SINGAPORE: The Government is working to make more formula milk options available, said Senior Minister of State of Trade and Industry Koh Poh Koon in Parliament on Monday (May 8).
The Agri-Food and Veterinary Authority of Singapore (AVA) is reviewing formula milk import regulations and, if there are any changes, they could be finalised by the end of the year, he said. The Government will simplify and streamline import requirements and remove unnecessary barriers to entry in order to provide more options, he added.
He also said the Government will take steps to increase consumer awareness, encourage good practices in hospitals and further tighten restrictions on labelling and advertising. In addition, the Ministry of Health will work with industry players to make available more infant formula options in hospitals, he said.
He said the Competition Commission of Singapore (CCS) recently completed a market study, examining the milk formula industry, and the nature of competition at each level of the supply chain. The results of the study will be published this week, he said.
Should there be any evidence of companies working together to increase prices, CCS will not hesitate to investigate, he added.
He was responding to questions from Macpherson SMC Tin Pei Ling on why formula milk is more expensive here than in other comparable countries, and whether the Government will consider control measures to exert more pressure to keep prices fair. The MP for Pasir Ris-Punggol Sun Xueling asked how quickly import regulations will be changed.
Dr Koh said education is needed to allay parents' anxiety that they are shortchanging their children if they buy cheaper formula.
"We need to educate our consumers as well, that despite whatever pricing strategy they may have on the generic formula, or despite whatever claims there may be, all formula fulfil minimum nutritional requirements, and in fact are just as equally adequate," he said.
He said that for a 900g tin, some milk powder is sold at around S$20 to S$30, while others brands can be priced at up to S$60.
There should be no guilt on parents' part about getting a cheaper brand of milk, as long as their child can get used to the milk. "There's no real reason to pay up more for something that is just as good and much cheaper," he added.
He said that some products may cost more due to research and development expenditure, and some of these kinds of milk are for a restricted group, who may have allergies or medical conditions.
"What we can do is to make sure we increase the choices that are available, the options that are available and where necessary, put in the necessary financial support," he said.
One retailer has sounded its support for the Government's decision to review import regulations on formula milk. NTUC FairPrice CEO Seah Kian Peng said in a press release on Monday that the organisation shares the concerns among parents today on the cost of infant milk powder.
"We agree that more public education and understanding on the benefits of infant milk formula will help parents make more informed choices, and a review of import requirements will help us to provide better value options for our customers.”
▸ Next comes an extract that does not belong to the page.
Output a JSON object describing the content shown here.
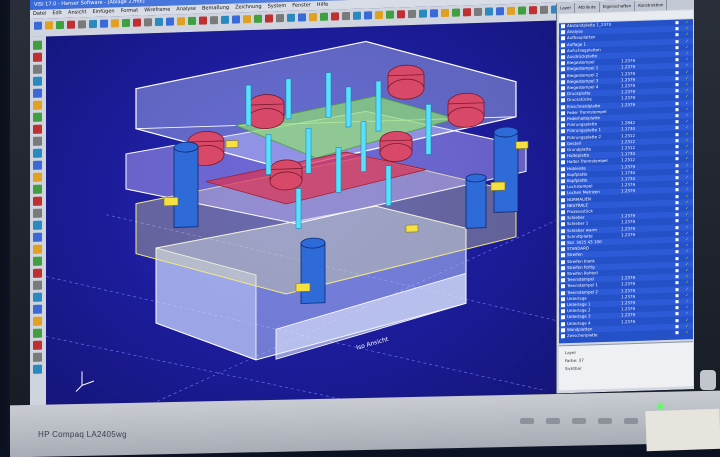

The organisation added that it provides more than 150 varieties of infant formula from different brands, formulations and pack sizes ranging from S$30 to slightly over S$100 per tin.
Parenting portal Babyment.com has revealed prices of infant milk formula in Singapore increased by an average of about 27 per cent from December 2012 to March 2017.